The four men arrested May 20 after planting what they believed to be bombs near two New York City synagogues appear to be homegrown would-be terrorists. According to the FBI, they met in prison in the US – not some far-off training camp along the Afghan–Pakistani border.
But even without organized instruction, so-called "bunches of guys" jihadists can still be very dangerous. Participants in the New York temple plot allegedly were willing, even eager, to attack unsuspecting civilians and US military aircraft.
The temple plot suspects were apprehended after planting a 37-pound inert explosive device in the trunk of a car outside the Riverdale Temple, and two more inert bombs outside the Riverdale Jewish Center, another synagogue a few blocks away, said US law enforcement authorities.

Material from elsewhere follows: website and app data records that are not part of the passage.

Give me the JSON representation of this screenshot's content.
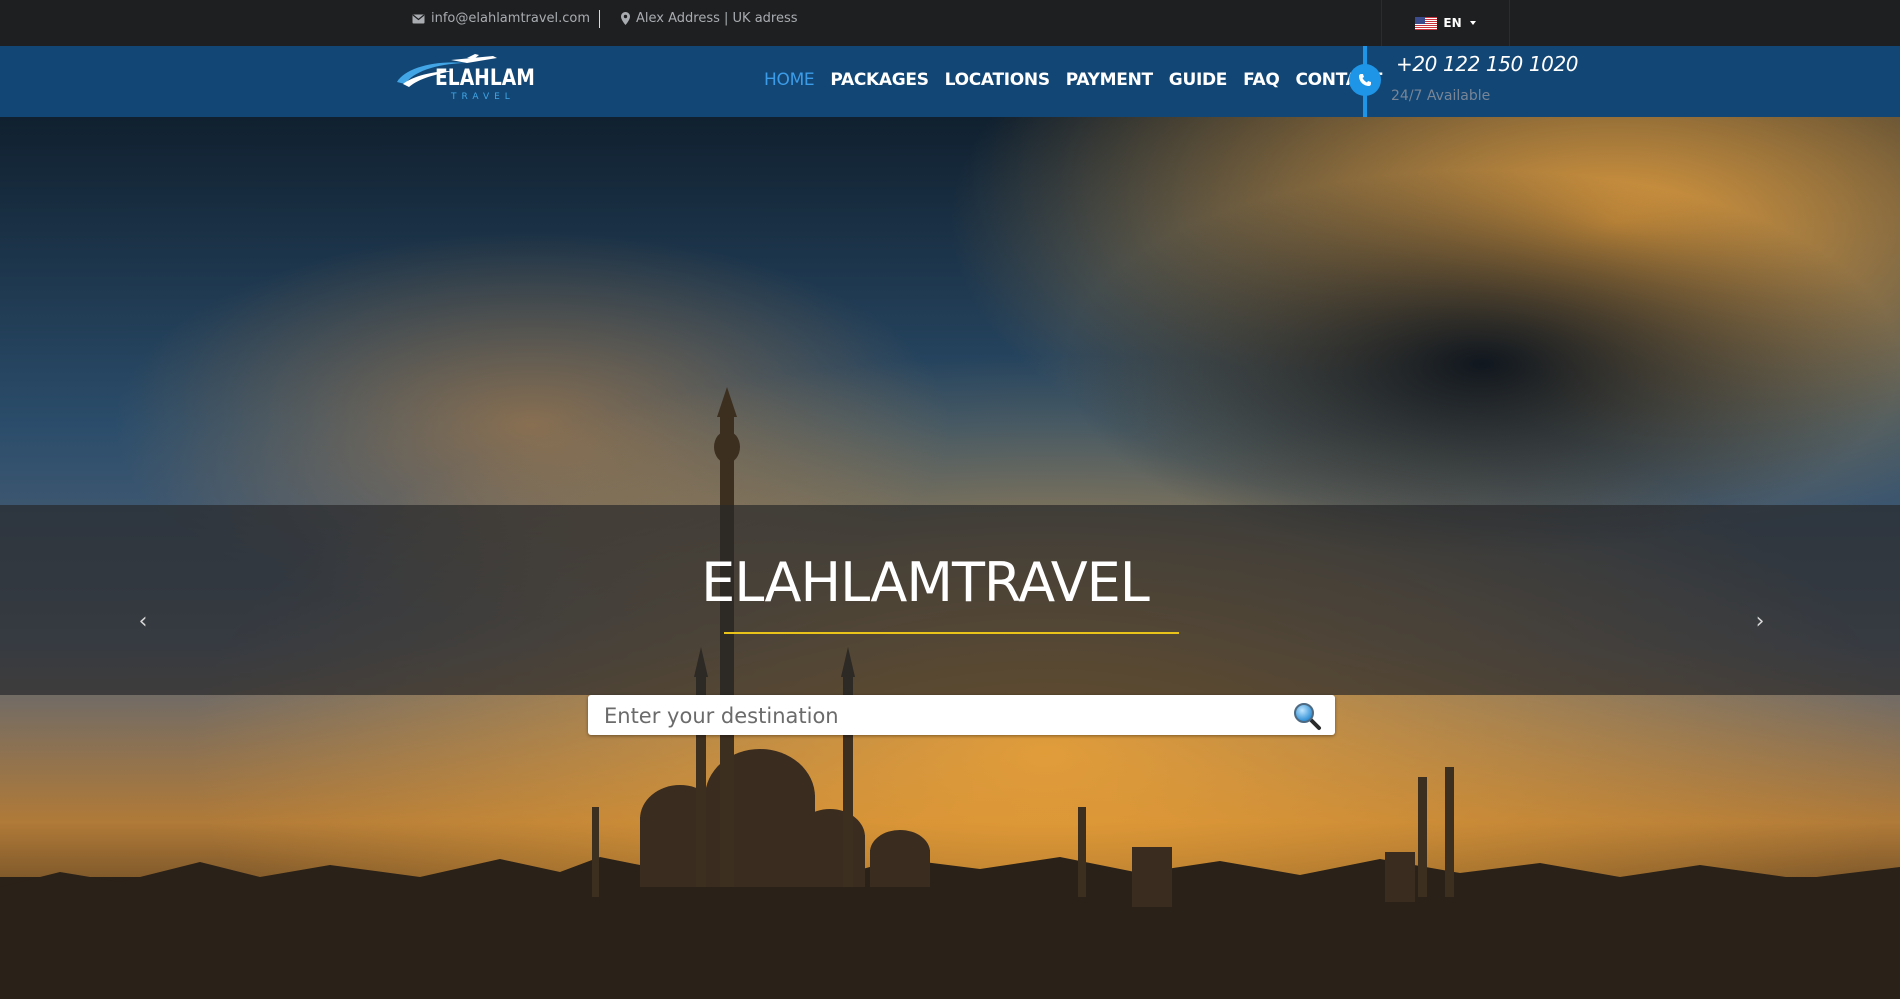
{
  "topbar": {
    "email": "info@elahlamtravel.com",
    "address": "Alex Address | UK adress",
    "language": "EN"
  },
  "brand": {
    "name": "ELAHLAM",
    "subtitle": "TRAVEL"
  },
  "nav": {
    "items": [
      {
        "label": "HOME",
        "active": true
      },
      {
        "label": "PACKAGES",
        "active": false
      },
      {
        "label": "LOCATIONS",
        "active": false
      },
      {
        "label": "PAYMENT",
        "active": false
      },
      {
        "label": "GUIDE",
        "active": false
      },
      {
        "label": "FAQ",
        "active": false
      },
      {
        "label": "CONTACT",
        "active": false
      }
    ],
    "phone": "+20 122 150 1020",
    "availability": "24/7 Available"
  },
  "hero": {
    "title": "ELAHLAMTRAVEL",
    "search_placeholder": "Enter your destination",
    "prev_arrow": "‹",
    "next_arrow": "›"
  },
  "colors": {
    "navbar": "#124675",
    "topbar": "#1e1f21",
    "accent": "#1e95e6",
    "active_link": "#3c9ce8",
    "title_underline": "#e9c21a"
  }
}
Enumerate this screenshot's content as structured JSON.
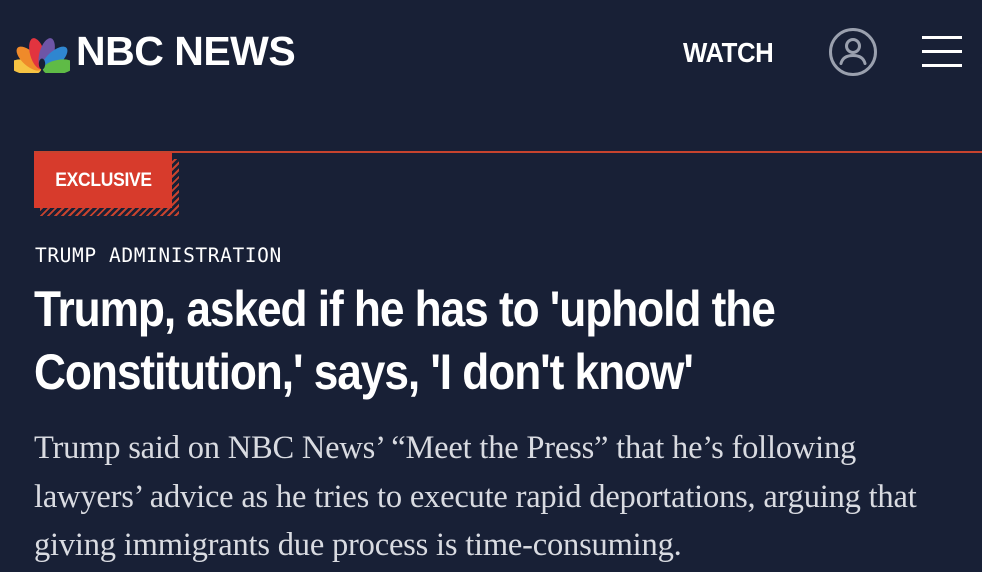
{
  "header": {
    "brand": "NBC NEWS",
    "watch_label": "WATCH",
    "account_icon": "user-circle-icon",
    "menu_icon": "hamburger-menu-icon",
    "peacock_colors": [
      "#f6c343",
      "#ef8a2a",
      "#e2343f",
      "#6e55a7",
      "#2f86d0",
      "#5fbb46"
    ]
  },
  "article": {
    "badge": "EXCLUSIVE",
    "category": "TRUMP ADMINISTRATION",
    "headline": "Trump, asked if he has to 'uphold the Constitution,' says, 'I don't know'",
    "dek": "Trump said on NBC News’ “Meet the Press” that he’s following lawyers’ advice as he tries to execute rapid deportations, arguing that giving immigrants due process is time-consuming."
  },
  "colors": {
    "background": "#182036",
    "accent_red": "#d73b2c",
    "divider": "#c7432e",
    "text": "#ffffff",
    "dek_text": "#d9dbe1"
  }
}
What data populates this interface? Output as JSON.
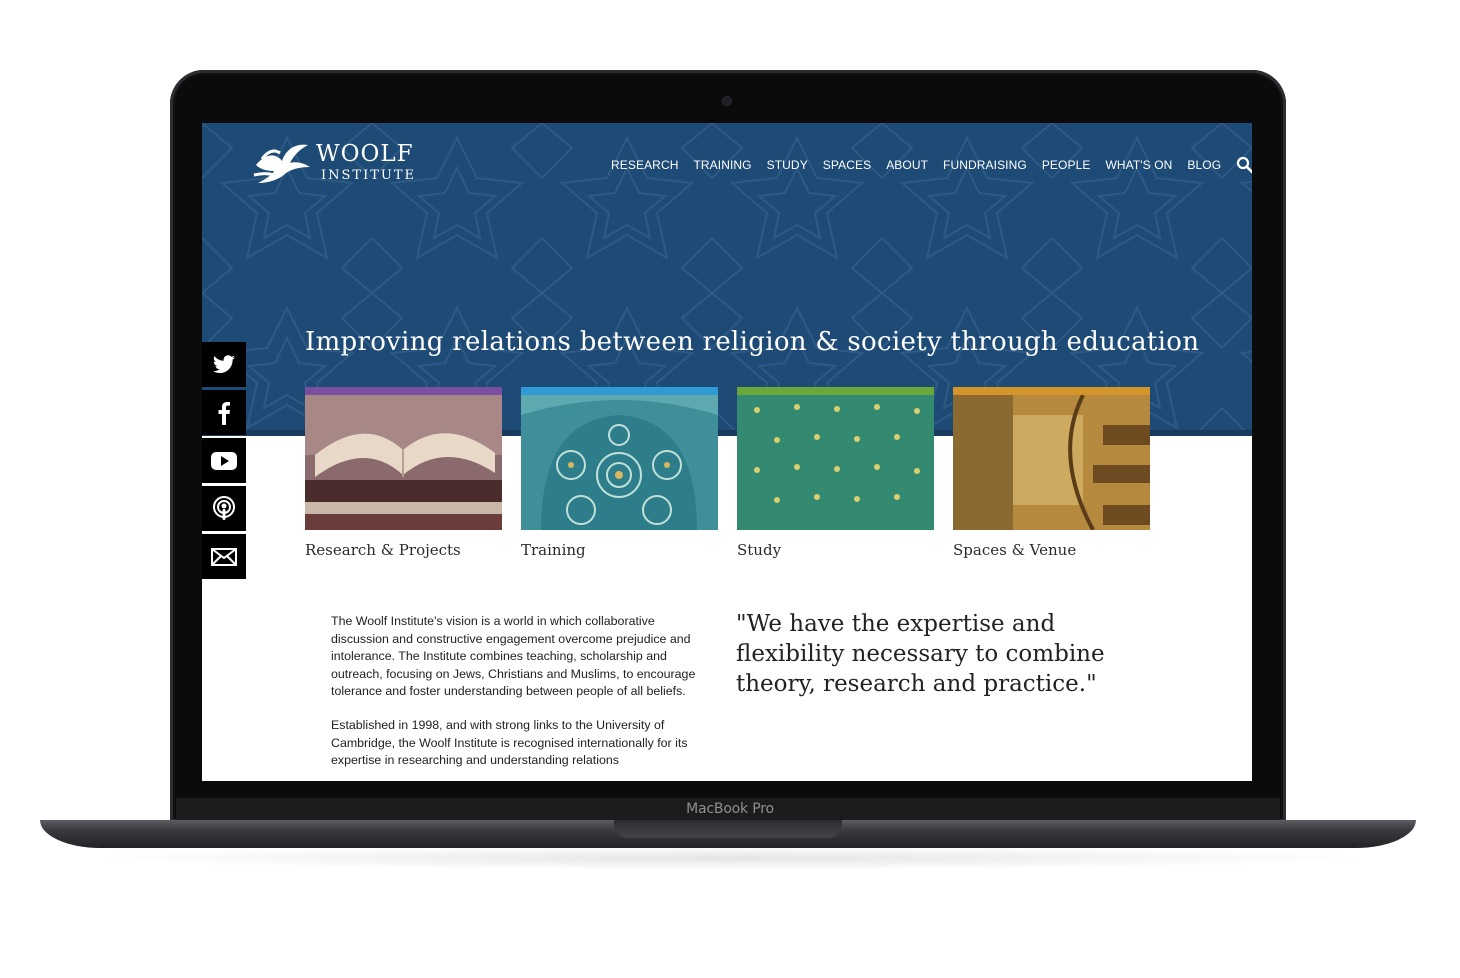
{
  "device": {
    "model_label": "MacBook Pro"
  },
  "site": {
    "logo": {
      "line1": "WOOLF",
      "line2": "INSTITUTE"
    },
    "nav": [
      "RESEARCH",
      "TRAINING",
      "STUDY",
      "SPACES",
      "ABOUT",
      "FUNDRAISING",
      "PEOPLE",
      "WHAT'S ON",
      "BLOG"
    ],
    "search_icon": "search-icon",
    "tagline": "Improving relations between religion & society through education",
    "tiles": [
      {
        "label": "Research & Projects",
        "accent": "#7b4fa0"
      },
      {
        "label": "Training",
        "accent": "#2f9ad6"
      },
      {
        "label": "Study",
        "accent": "#6aa83a"
      },
      {
        "label": "Spaces & Venue",
        "accent": "#d4962a"
      }
    ],
    "social": [
      "twitter-icon",
      "facebook-icon",
      "youtube-icon",
      "podcast-icon",
      "mail-icon"
    ],
    "intro": {
      "p1": "The Woolf Institute's vision is a world in which collaborative discussion and constructive engagement overcome prejudice and intolerance.  The Institute combines teaching, scholarship and outreach, focusing on Jews, Christians and Muslims, to encourage tolerance and foster understanding between people of all beliefs.",
      "p2": "Established in 1998, and with strong links to the University of Cambridge, the Woolf Institute is recognised internationally for its expertise in researching and understanding relations"
    },
    "quote": "\"We have the expertise and flexibility necessary to combine theory, research and practice.\"",
    "colors": {
      "hero": "#1e4a76",
      "sidebar": "#000000"
    }
  }
}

Police blocked their escaped with an 18-wheel truck, and smashed windows of their black sport utility vehicle. After that the suspects offered no resistance to arrest, according to police.
The four men did not know that the "bombs" they had planted would not have exploded. An FBI informant had infiltrated the group, and provided dummy explosives and other weapons.
The informant was driving the getaway car when the men were arrested, according to a federal complaint filed in district court. Authorities had followed the group's activities with wire taps and video surveillance.
The men – James Cromitie, David Williams, Onta Williams and Laguerre Payen – had planned to drive to the Air National Guard base at Newburgh, New York, after planting their explosives at New York City synagogues, and fire Stinger surface-to-air missiles at US aircraft.
The Stingers were also inoperative FBI-provided equipment. After obtaining them on May 6, via their informant, the group had driven to a storage facility in the Newburgh area, according to the criminal complaint.
"After they locked the weapons in [their] storage container, the ... defendants celebrated their achievement shouting 'Allah Akbar', an Arabic phrase which means, 'praise be to God'," alleges the complaint.
The men met in prison, where they were serving sentences for selling drugs and other non-violent offenses. Three of the four apparently were converts to Islam. James Cromitie, the leader, allegedly was born into a Muslim family.
Cromitie told the federal informant that his parents had lived in Afghanistan and that he was upset about the war there and the many Muslims being killed.
The informant said that he was involved with Jaish-e-Mohammed, a Pakistani terrorist group. Cromitie said he would like to link up with the group, and "do jihad", according to the complaint.
The structure of the group follows the model of decentralized terrorism inspired by the example of Al Qaeda and other organized groups. Disaffected radicals, seeking revenge, organize themselves into "bunches of guys" that seek to carry out what they see as Osama bin Laden's wishes, wrote Marc Sageman, an anti-terror consultant to government and corporations, in his 2008 book "Leaderless Jihad".
Al Qaeda is not dead, but it is contained operationally, according to Mr. Sageman. Islamist organization now takes place in a hostile, post-9/11, wired environment, he writes in a recent issue of the journal Foreign Affairs.
"The Internet has enabled a new wave of terrorist wannabes, who now constitute the main – but not the entire – threat to the West," writes Sageman.
Given their intentions, and resilience, it is organized jihadist groups such as the actual Jaish-e-Mohammed that constitute the greatest threat to the US and its allies, according to Bruce Hoffman of Georgetown.
Consider the Mumbai terror attacks of late 2008, says Hoffman. They were carried out by the Pakistan-based military organization Lashkar-e-Taiba, according to the only attacker who was captured alive.
The Mumbai attacks were professional – and deadly. They consisted of a coordinated series of bomb and gun assaults which took place over three days and left some 173 people dead.
Contrast that with the actions of the Temple plot group, as alleged by US law enforcement. The four men were under surveillance virtually the entire time they were planning their actions.
"Basically, they were stumbling around looking for people to sell them weapons," says Hoffman.
But skill is one thing. Anger and danger is another. It appears that Temple plot participants may have been quite willing to pull the triggers of any weapons they happened to obtain. To those who might have ended up in their sights it would have been immaterial that the attacks weren't as deadly or broad as those in Mumbai.
"Unfortunately we face a multiplicity of threats," says Hoffman.